b. The transfer of energy from one body to another as a result of a difference in temperature or a change in phase.
2. The sensation or perception of such energy as warmth or hotness.
3. An abnormally high bodily temperature, as from a fever.
a. The condition of being hot.
b. A degree of warmth or hotness: The burner was on low heat.
a. The warming of a room or building by a furnace or another source of energy: The house was cheap to rent, but the heat was expensive.
b. A furnace or other source of warmth in a room or building: The heat was on when we returned from work.
6. A hot season; a spell of hot weather.
a. Intensity, as of passion, emotion, color, appearance, or effect.
b. The most intense or active stage: the heat of battle.
c. A burning sensation in the mouth produced by spicy flavoring in food.
9. One of a series of efforts or attempts.
a. Sports & Games One round of several in a competition, such as a race.
b. A preliminary contest held to determine finalists.
11. Informal Pressure; stress.
a. An intensification of police activity in pursuing criminals.
b. The police.
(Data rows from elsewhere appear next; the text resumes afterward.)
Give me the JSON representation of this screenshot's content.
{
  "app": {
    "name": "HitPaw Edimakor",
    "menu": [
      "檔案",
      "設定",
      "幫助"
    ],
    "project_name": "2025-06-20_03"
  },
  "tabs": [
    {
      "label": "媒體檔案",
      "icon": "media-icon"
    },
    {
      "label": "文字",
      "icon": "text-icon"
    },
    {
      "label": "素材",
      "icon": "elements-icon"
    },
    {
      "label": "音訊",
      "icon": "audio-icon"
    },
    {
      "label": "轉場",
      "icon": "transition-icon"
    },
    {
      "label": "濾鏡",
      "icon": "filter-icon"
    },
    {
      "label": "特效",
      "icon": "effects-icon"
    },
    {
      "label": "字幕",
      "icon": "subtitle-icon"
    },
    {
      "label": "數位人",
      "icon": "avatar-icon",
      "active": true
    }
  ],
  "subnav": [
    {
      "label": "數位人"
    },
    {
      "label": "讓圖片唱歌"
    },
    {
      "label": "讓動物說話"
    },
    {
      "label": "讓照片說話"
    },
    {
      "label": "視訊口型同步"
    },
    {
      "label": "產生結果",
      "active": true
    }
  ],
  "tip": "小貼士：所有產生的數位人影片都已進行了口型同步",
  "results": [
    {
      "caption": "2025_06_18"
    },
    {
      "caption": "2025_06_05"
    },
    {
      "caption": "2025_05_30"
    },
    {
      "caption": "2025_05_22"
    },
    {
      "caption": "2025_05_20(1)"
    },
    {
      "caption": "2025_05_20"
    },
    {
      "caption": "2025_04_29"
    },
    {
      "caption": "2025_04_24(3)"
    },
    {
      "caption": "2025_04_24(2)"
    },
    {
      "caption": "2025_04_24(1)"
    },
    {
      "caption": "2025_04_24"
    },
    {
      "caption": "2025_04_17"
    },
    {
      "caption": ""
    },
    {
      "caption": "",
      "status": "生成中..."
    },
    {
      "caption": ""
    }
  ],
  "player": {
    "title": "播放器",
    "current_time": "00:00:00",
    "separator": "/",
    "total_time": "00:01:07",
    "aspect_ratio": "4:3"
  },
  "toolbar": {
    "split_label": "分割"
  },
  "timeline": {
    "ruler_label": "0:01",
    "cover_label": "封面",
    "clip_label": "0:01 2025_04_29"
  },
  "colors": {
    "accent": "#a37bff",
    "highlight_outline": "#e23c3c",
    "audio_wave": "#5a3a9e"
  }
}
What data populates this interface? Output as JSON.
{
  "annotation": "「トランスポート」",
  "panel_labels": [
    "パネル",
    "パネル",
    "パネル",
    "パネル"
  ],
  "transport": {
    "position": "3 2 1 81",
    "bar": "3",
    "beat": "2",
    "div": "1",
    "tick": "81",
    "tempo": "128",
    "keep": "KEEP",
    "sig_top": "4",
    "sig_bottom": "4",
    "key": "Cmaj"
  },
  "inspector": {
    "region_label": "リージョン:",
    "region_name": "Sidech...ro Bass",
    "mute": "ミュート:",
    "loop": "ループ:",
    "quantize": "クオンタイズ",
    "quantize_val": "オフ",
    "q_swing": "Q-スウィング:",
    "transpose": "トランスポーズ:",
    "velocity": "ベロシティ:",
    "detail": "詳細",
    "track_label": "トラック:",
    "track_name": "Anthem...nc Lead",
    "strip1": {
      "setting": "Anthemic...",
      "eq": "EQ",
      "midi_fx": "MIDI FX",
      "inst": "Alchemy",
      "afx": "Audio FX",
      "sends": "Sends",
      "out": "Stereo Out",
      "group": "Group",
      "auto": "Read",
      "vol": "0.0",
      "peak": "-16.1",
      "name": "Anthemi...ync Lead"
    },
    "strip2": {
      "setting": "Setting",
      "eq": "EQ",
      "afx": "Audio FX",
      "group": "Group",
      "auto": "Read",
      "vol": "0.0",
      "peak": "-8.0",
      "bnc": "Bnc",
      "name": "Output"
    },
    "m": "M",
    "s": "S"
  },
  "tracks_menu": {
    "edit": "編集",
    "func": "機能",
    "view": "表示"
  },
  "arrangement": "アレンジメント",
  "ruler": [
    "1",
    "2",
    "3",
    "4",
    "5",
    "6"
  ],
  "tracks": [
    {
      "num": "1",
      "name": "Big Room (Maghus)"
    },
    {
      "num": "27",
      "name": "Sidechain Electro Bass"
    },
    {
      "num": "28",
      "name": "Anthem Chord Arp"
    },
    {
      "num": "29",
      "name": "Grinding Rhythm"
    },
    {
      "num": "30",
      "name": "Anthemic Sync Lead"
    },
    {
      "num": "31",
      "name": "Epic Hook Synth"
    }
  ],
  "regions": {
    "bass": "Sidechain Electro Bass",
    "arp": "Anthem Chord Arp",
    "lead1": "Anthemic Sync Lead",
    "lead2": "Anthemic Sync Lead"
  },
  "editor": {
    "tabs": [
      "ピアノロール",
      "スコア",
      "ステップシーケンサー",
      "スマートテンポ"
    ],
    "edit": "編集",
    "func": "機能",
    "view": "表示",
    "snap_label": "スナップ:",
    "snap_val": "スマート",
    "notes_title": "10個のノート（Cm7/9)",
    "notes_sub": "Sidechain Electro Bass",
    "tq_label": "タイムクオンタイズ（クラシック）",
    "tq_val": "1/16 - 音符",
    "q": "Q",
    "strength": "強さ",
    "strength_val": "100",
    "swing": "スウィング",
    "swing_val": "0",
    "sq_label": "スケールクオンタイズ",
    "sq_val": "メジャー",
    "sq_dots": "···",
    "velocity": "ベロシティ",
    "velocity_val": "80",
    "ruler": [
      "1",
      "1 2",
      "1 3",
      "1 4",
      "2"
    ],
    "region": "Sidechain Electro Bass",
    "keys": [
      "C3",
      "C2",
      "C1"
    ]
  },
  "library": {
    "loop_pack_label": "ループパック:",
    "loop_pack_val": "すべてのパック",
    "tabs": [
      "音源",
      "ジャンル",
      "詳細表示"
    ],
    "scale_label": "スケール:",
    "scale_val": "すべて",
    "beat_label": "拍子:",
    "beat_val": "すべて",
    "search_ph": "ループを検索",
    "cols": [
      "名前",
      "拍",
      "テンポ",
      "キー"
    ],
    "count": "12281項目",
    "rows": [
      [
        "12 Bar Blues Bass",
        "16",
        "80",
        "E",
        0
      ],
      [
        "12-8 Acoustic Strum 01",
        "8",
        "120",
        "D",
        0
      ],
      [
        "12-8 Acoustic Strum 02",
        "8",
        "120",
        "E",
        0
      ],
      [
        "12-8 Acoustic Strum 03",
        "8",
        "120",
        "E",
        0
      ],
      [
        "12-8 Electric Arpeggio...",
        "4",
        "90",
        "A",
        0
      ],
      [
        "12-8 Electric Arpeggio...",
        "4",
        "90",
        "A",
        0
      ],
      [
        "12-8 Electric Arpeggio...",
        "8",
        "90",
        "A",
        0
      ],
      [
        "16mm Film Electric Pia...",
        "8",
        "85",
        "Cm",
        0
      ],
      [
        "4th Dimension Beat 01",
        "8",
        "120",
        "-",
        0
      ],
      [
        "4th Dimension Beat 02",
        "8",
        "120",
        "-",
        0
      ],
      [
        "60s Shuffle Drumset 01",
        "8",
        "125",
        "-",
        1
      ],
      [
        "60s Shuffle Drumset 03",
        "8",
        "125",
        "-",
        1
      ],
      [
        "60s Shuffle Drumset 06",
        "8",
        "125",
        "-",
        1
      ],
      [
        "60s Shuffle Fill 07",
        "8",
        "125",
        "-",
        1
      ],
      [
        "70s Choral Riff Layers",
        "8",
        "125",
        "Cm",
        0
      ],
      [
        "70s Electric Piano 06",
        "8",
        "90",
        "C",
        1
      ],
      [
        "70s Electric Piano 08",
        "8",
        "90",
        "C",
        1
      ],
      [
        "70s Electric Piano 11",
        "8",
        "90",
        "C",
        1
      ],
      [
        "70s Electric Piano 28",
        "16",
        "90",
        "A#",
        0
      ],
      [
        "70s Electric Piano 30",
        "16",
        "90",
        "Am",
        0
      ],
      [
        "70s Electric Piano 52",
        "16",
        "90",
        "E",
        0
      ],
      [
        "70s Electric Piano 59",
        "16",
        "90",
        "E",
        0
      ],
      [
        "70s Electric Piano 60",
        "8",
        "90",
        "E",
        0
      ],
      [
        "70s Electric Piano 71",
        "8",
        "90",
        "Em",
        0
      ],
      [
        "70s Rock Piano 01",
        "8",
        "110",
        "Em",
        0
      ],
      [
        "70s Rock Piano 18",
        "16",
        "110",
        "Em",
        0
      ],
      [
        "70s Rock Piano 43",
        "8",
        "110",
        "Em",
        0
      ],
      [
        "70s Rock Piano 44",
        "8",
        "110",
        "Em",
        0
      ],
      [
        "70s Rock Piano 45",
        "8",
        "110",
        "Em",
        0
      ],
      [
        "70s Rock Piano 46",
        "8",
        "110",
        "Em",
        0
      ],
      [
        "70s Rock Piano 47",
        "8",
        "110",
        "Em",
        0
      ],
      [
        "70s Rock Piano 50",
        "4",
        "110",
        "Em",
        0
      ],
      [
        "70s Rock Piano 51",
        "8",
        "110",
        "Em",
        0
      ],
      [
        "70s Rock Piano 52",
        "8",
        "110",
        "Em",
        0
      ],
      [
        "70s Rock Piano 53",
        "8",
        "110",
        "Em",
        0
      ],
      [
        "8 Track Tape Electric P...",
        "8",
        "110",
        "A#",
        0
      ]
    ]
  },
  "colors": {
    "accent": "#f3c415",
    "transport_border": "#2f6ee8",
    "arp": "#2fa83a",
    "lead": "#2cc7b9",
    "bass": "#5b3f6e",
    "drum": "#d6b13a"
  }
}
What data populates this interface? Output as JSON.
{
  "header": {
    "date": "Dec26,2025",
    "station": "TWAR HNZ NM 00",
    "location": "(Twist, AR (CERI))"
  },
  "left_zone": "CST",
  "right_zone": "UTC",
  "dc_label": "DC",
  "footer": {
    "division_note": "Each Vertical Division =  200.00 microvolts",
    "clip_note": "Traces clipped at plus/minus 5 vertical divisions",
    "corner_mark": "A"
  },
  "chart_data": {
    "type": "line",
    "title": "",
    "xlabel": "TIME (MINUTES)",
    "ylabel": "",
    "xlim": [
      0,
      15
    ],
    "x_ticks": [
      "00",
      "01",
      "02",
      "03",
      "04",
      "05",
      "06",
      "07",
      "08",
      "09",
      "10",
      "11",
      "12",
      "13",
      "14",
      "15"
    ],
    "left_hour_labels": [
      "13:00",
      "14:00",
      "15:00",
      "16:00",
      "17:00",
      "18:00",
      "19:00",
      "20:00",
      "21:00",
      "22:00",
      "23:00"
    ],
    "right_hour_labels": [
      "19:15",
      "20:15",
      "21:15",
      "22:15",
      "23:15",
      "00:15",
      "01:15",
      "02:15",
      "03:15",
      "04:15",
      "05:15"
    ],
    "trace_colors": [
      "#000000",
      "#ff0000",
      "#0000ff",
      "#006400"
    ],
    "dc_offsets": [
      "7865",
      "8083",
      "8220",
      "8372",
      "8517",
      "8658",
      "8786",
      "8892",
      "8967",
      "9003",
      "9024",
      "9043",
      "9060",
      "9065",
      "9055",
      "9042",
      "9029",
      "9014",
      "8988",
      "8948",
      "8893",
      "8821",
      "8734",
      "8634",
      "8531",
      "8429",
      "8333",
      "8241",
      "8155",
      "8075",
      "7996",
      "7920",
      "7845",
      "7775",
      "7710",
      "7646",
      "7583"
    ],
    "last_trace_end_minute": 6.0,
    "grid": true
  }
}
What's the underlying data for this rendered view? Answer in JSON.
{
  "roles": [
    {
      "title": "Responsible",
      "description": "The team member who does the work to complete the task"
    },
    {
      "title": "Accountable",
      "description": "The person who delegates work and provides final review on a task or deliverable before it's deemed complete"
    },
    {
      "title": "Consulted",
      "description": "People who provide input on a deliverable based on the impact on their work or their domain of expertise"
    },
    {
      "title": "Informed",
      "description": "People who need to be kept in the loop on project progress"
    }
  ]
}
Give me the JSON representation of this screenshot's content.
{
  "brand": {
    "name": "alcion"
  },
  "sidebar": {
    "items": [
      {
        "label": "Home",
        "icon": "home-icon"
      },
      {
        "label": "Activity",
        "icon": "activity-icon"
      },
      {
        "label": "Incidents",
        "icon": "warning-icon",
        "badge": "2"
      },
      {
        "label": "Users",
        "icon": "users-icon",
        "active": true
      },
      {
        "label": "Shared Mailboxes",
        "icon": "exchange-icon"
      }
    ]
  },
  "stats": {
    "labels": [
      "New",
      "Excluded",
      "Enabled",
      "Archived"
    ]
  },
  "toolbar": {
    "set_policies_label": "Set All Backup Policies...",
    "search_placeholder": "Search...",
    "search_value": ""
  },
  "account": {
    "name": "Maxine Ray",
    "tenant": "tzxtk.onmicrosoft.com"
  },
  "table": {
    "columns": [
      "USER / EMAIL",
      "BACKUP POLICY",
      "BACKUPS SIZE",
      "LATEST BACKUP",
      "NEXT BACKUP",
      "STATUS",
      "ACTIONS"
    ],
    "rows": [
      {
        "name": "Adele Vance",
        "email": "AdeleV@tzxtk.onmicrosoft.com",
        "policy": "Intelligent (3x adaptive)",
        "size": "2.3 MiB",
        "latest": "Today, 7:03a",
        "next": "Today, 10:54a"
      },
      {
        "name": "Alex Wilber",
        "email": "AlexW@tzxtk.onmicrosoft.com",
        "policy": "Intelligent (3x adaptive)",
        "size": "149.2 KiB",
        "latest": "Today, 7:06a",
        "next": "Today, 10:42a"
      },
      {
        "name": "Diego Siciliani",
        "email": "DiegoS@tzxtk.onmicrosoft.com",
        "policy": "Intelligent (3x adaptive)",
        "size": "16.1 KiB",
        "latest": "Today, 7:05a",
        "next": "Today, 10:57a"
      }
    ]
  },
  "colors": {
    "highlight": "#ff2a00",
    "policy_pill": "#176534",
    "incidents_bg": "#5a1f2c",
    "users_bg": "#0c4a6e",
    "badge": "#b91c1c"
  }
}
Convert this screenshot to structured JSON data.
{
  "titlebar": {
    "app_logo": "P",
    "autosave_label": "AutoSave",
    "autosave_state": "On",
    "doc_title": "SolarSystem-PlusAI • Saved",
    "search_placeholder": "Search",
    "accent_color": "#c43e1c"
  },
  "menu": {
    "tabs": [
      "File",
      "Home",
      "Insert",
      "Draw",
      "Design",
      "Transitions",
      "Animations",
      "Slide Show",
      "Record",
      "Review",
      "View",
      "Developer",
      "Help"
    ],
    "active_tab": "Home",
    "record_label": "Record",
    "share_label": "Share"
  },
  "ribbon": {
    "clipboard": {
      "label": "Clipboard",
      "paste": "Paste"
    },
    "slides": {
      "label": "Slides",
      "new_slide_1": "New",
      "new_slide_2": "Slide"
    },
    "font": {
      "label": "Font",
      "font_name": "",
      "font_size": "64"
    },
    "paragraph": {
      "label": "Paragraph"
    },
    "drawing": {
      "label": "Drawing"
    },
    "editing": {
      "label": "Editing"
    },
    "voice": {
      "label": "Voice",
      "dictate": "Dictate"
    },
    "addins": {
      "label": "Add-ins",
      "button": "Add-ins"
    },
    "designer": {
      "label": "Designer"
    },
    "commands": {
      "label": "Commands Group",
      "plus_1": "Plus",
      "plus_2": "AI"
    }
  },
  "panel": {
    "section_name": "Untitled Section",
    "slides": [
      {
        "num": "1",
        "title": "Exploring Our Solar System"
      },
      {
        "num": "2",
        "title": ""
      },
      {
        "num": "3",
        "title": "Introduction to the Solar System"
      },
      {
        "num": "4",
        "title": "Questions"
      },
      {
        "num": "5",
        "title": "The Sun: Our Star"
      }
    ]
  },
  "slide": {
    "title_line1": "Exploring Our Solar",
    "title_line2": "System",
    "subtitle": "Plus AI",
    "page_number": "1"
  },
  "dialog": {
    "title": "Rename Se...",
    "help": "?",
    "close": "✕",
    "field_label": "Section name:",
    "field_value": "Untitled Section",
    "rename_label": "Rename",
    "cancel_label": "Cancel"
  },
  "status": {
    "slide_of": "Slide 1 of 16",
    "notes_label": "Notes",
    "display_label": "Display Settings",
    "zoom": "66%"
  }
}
Used with the.
13. Slang Adverse comments or hostile criticism: Heat from the press forced the senator to resign.
14. Slang A firearm, especially a pistol.
v. heat·ed, heat·ing, heats
1. To make warm or hot.
2. To excite the feelings of; inflame.
3. Physics To increase the heat energy of (an object).
1. To become warm or hot.
2. To become excited emotionally or intellectually.
heat up Informal
To become acute or intense: "If inflation heats up, interest rates could increase" (Christian Science Monitor).
Preliminary races to eliminate slower runners in crowded events.